Parents should also consider whether or not their children actually want to play chess at all. I’ve had students enrolled in my classes who have no interest in the game but their parents force them to attend. Fortunately, I can usually make the game interesting to them but it seems counterproductive to the child’s intellectual growth. What’s wrong with having a child not interested in chess take music lessons instead? Better yet, why not ask the child what they might be interested in? Parents never seem to consider asking their child what they want to do.
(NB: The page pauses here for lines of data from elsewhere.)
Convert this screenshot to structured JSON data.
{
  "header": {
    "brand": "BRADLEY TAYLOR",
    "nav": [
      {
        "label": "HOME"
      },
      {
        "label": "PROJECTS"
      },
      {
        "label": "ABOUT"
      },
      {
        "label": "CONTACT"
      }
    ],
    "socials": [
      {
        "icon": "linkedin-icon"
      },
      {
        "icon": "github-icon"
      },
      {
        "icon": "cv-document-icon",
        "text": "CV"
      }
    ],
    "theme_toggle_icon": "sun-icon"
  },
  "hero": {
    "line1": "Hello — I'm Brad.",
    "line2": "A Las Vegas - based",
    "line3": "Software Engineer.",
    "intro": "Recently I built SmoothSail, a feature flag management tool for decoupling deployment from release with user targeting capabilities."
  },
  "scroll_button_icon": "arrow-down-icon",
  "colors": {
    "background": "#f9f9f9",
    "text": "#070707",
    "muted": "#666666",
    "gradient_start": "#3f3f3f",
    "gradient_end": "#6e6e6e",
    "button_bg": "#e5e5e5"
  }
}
I know this all may seem a bit negative but I’m in the trenches so to speak and and watch the great intellectual race run every single day. So, what age is the right age to introduce children to chess? It depends on a number of variables so there is no concrete answer. However, I’ll pose a simple question to determine whether your child is ready for a chess class. Does your child have a problem with sitting still and focusing for 10 to 15 minutes at a time? If the answer is yes, then your child isn’t ready. When I say “focusing,” I don’t expect your child to be able to concentrate on something with the metal dexterity of a Jedi Knight. However, could you ask your child to look at a slightly abstract drawing for a few minutes and then have them answer some simple questions about that drawing, such as what they think it depicts and why they think it depicts what they think it depicts. Can they create a story around the picture? How long can they study the drawing before they start fidgeting? This simple test will tell you a bit about the concentration, depth and abstract thinking your child employs when looking at the drawing. While not an exact science, it tends to shed some light on the issue of being able to sit still, concentrate and interpret an abstract form. There are a number of ways to garner this information, such as having your child build something with Lego building blocks and then explain what they’ve built. Note how long your child spends working on the project.
The point is this: Test your child’s ability to sit relatively still (after all, even the most well behaved children will always fidget a bit), concentrate on something and provide an explanation before enrolling them in a chess class where they’ll have to sit still, concentrate and tackle abstract thinking. Don’t force your child into taking a chess class if they don’t want to. Let them become interested in the game on their own. Forcing them into taking on such a complex game will only produce negative results. The older they are, the better the chances that they’ll enjoy the game and learn how to play it correctly. Third grade is a good age to start taking a chess class.
If your five year old child doesn’t take to chess like a duck to water, don’t worry about it. You can always try again when they’re older. Don’t force the game on them because children don’t want to do what they don’t want to do. Be gentle, nurture your children and allow them to grow at their own pace. It worked wonders for Einstein. Here’s a game to enjoy until next week!